The cash mob focused for day on a specific shop in downtown Hanford. It was in an effort to increase business and bring awareness of locally owned businesses.
Saturday's inaugural event brought in dozens of new customers to a local tea house. Inside the L.T. Sue Company Tea Emporium, a steady stream of fresh brewed tea was served to the Hanford cash mob supporters.
Owner Steve Banister said, "We just didn't want to be overwhelmed where the customers couldn't have the type of experience we like them to have. That didn't happen. It's been busy all day."
Proof of that busy day - cups of iced or hot tea - translated into an 11 percent increase in sales in just a few short hours.
Arianne Wing of L.T. Sue Co. Tea House said, "A lot of new faces, a lot of old friendly faces. A lot of people coming by to wish us well."
The cash mob customers are looking to help local businesses, the ones that keep the charm alive to succeed.
Richard King of Hanford said, "It's that connection to older Hanford, and all the wonderful things that have come and gone in china alley. It's quite a history."
The history is what prompted owner Steve Banister to open the tea house. He says a portion of his profits goes back into preserving downtown Hanford's historic China Alley.
Banister said, "I have always loved it, ever since i was a little kid. We would eat at the dynasty and tell me to go play out in the alley when things were safer. As a youngster I would explore all of the different stores in the area."
Hanford cash mob organizers are looking to monthly events. They hope local business will grow by this word-of-mouth effort.
Hanford cash mob organizer Francisco Ramirez said, "We want to keep the City of Hanford in the minds of people and say 'hey, this is a great place to go to and enjoy yourself downtown and spend a little money while you're down here.'"

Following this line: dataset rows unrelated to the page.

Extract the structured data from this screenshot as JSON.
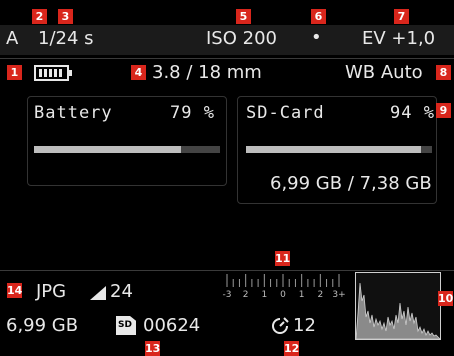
{
  "status": {
    "mode": "A",
    "shutter": "1/24 s",
    "iso": "ISO 200",
    "dot": "•",
    "ev": "EV +1,0",
    "focal": "3.8 / 18 mm",
    "wb": "WB Auto"
  },
  "battery": {
    "label": "Battery",
    "percent_label": "79 %",
    "level": 0.79
  },
  "sdcard": {
    "label": "SD-Card",
    "percent_label": "94 %",
    "level": 0.94,
    "capacity": "6,99 GB / 7,38 GB"
  },
  "bottom": {
    "format": "JPG",
    "quality_count": "24",
    "free_space": "6,99 GB",
    "sd_icon_label": "SD",
    "shots": "00624",
    "self_timer": "12",
    "exposure_scale": [
      "-3",
      "2",
      "1",
      "0",
      "1",
      "2",
      "3+"
    ]
  },
  "callouts": [
    "1",
    "2",
    "3",
    "4",
    "5",
    "6",
    "7",
    "8",
    "9",
    "10",
    "11",
    "12",
    "13",
    "14"
  ],
  "colors": {
    "callout": "#d9261c",
    "background": "#000000",
    "text": "#e8e8e8"
  }
}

The cash mob will move on to another business next month, the exact time and location are still being decided.